They were used in medieval cuisine in place of a bitter type of celery. One 17th century text describes young shoots used in salads or a "vernal pottage" and an early 18th century recipe recorded by Caleb Threlkeld for Irish Lenten Potage includes alexanders, watercress and nettles. Alexanders fell out of favour in the 18th century after celery started being mass produced to replace wild herbs and vegetables. Alexanders are not commonly used as a food product in the modern era,[2] but have found some renewed use in exotic "foraged" food recipes and restaurants.

Look for this tall plant on cliff paths; the first seaside greenery of the year. Roman soldiers would carry the plant on long journeys, as they could eat the leaves, the stems, the roots, and the buds.[12]
Fodder plant

Alexanders is a feed source much appreciated by horses.

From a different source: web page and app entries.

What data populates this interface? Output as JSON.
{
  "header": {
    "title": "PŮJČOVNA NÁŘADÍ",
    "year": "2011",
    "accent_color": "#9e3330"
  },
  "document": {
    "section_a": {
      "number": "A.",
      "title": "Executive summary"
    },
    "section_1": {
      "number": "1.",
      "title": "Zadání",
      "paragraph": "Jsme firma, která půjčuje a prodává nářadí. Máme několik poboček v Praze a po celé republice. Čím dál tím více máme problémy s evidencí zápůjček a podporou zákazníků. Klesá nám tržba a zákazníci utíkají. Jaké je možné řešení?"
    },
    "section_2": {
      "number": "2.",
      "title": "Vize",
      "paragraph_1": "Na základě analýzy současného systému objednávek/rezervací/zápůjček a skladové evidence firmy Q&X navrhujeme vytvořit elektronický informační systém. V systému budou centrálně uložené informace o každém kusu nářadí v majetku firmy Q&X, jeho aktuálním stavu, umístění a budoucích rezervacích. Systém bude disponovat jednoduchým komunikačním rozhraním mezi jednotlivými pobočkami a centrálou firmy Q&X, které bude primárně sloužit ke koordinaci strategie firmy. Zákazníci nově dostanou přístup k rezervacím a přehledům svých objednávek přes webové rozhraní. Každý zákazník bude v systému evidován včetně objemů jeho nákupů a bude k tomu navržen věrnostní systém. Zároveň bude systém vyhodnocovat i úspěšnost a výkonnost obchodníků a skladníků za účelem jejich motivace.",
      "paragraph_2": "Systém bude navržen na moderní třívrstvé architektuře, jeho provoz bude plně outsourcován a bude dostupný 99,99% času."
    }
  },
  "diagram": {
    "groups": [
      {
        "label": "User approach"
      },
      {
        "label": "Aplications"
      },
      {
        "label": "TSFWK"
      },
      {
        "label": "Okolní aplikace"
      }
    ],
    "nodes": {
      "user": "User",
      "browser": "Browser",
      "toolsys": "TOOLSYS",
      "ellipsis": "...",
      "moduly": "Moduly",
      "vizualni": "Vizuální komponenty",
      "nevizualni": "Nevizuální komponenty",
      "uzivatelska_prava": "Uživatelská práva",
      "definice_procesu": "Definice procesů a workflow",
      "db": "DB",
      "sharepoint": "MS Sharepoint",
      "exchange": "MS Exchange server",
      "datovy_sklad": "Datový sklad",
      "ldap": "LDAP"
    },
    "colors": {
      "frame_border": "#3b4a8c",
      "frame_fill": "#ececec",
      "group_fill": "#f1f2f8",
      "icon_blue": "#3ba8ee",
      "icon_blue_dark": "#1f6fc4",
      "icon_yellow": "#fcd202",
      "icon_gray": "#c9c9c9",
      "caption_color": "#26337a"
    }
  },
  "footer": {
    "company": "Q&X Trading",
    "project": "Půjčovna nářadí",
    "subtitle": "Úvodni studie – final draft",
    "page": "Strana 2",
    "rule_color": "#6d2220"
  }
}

USDA, NRCS (n.d.). "Smyrnium olusatrum". The PLANTS Database ( Greensboro, North Carolina: National Plant Data Team. Retrieved 16 November 2015.
Davidson, Alan, and Tom Jaine. The Oxford companion to food. Oxford University Press, USA, 2006. 805. Print.
Ravindran, P. N. (2017). The encyclopedia of herbs and spices. Wallingford, England: CAB International. p. 117. ISBN 9781780643151.
Pliny (1856). "Book XX. Anise—sixty-one remedies". The Natural History of Pliny. Vol. 4. translators John Bostock, Henry Riley. London: Henry Bohn. pp. 271–274. OCLC 504358830.
Parnell, J. and Curtis, T. 2012. Webb's An Irish Flora. p.425 Cork University Press ISBN 978-185918-4783
Webb, D.A., Parnell, J. and Doogue, D. 1996. An Irish Flora. Dundalgan Press Ltd. Daldalk. ISBN 0-85221-131-7.
Hackney, P.(Ed) 1992 Stewart and Corry's Flora of the North-east of Ireland. Institute of Irish Studies The Queen's University of Belfast. ISBN 0-85389-446-9.
Clapham, A.R., Turin, T.G. and Warburg, E.F. 1968. Excursion Flora of the British Isles. Cambridge University Press. ISBN 0-521-04656-4.
Scannell, M.P. and Synnott, D.M. 1972. Census Catalogue of the Flora of Ireland. Dublin Stationery Office.
Sanderson, Helen; Renfrew, Jane M. (2005). Prance, Ghillean; Nesbitt, Mark (eds.). The Cultural History of Plants. Routledge. p. 113. ISBN 0415927463.
MM. Vilmorin-Andrieux; W.Robinson. 1885/undated. The vegetable garden: Illustrations, descriptions, and culture of the garden vegetables of cold and temperate climates, English Edition. Jeavons-Leler Press and Ten Speed Press. 1920 edition in Internet Archive
Ginn, Peter and Goodman, Ruth 2013. Tudor Monastery Farm. Random House (BBC Digital). ISBN 9781448141722.

Plants, Fine Art Prints

Plants Images

Biology Encyclopedia

Retrieved from ""
All text is available under the terms of the GNU Free Documentation License

Home - Hellenica World